> Exercise objective:
Where in the records does the word "Mikrofonverstärker" appear? Copy each line that holds it.

[Interface dataset entries]
--- START ---

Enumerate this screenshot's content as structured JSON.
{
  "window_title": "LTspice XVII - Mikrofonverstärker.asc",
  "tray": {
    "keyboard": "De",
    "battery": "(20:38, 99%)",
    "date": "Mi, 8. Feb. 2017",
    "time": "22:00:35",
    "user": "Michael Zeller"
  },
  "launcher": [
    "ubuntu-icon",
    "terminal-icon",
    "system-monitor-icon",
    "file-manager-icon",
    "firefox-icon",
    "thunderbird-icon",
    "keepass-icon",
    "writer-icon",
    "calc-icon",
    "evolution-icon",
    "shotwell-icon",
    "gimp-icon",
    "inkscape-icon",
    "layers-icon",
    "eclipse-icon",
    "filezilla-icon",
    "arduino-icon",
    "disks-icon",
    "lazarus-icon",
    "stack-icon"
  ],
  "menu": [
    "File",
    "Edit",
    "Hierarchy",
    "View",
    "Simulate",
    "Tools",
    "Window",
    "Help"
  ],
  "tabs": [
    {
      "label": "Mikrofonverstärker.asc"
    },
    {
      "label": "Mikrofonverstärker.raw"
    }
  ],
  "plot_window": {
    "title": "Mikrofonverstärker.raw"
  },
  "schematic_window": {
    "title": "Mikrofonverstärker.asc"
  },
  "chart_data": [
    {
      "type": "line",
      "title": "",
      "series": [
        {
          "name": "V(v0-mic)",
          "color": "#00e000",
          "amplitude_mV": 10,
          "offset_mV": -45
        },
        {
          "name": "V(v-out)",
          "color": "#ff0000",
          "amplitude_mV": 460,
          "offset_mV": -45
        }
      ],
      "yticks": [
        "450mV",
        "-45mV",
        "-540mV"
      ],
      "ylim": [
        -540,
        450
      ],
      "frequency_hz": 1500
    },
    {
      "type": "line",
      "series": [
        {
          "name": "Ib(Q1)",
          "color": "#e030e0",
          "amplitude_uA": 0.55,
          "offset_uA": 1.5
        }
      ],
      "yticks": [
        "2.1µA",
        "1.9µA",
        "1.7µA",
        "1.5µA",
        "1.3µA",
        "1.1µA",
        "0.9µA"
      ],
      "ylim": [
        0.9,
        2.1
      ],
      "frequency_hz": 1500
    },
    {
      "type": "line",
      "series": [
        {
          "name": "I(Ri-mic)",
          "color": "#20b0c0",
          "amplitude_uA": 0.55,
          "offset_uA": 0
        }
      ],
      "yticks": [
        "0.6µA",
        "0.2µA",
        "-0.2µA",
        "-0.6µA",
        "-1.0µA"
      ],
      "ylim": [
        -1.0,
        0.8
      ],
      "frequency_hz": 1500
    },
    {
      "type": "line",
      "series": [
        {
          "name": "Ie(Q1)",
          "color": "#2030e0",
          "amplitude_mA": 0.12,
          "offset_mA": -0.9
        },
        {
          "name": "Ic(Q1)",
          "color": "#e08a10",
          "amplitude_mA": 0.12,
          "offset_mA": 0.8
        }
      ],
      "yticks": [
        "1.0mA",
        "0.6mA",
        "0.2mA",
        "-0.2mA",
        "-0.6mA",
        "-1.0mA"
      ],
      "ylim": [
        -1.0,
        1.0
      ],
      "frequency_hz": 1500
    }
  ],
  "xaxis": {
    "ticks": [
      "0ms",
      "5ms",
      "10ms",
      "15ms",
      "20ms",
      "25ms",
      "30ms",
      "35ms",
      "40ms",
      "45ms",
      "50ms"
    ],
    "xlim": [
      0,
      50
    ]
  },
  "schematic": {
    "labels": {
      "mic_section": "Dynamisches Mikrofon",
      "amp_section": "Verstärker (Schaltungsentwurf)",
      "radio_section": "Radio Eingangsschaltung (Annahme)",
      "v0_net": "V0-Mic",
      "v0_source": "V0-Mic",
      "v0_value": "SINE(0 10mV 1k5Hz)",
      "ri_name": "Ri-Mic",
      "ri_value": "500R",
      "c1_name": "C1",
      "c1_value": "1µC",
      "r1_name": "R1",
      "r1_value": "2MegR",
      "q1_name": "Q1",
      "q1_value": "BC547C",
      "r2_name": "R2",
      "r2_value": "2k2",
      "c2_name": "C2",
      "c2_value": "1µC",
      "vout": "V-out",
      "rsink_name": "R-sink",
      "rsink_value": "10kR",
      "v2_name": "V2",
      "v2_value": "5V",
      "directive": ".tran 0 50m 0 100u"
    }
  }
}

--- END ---

> Solution for this task:
  "window_title": "LTspice XVII - Mikrofonverstärker.asc",
      "label": "Mikrofonverstärker.asc"
      "label": "Mikrofonverstärker.raw"
    "title": "Mikrofonverstärker.raw"
    "title": "Mikrofonverstärker.asc"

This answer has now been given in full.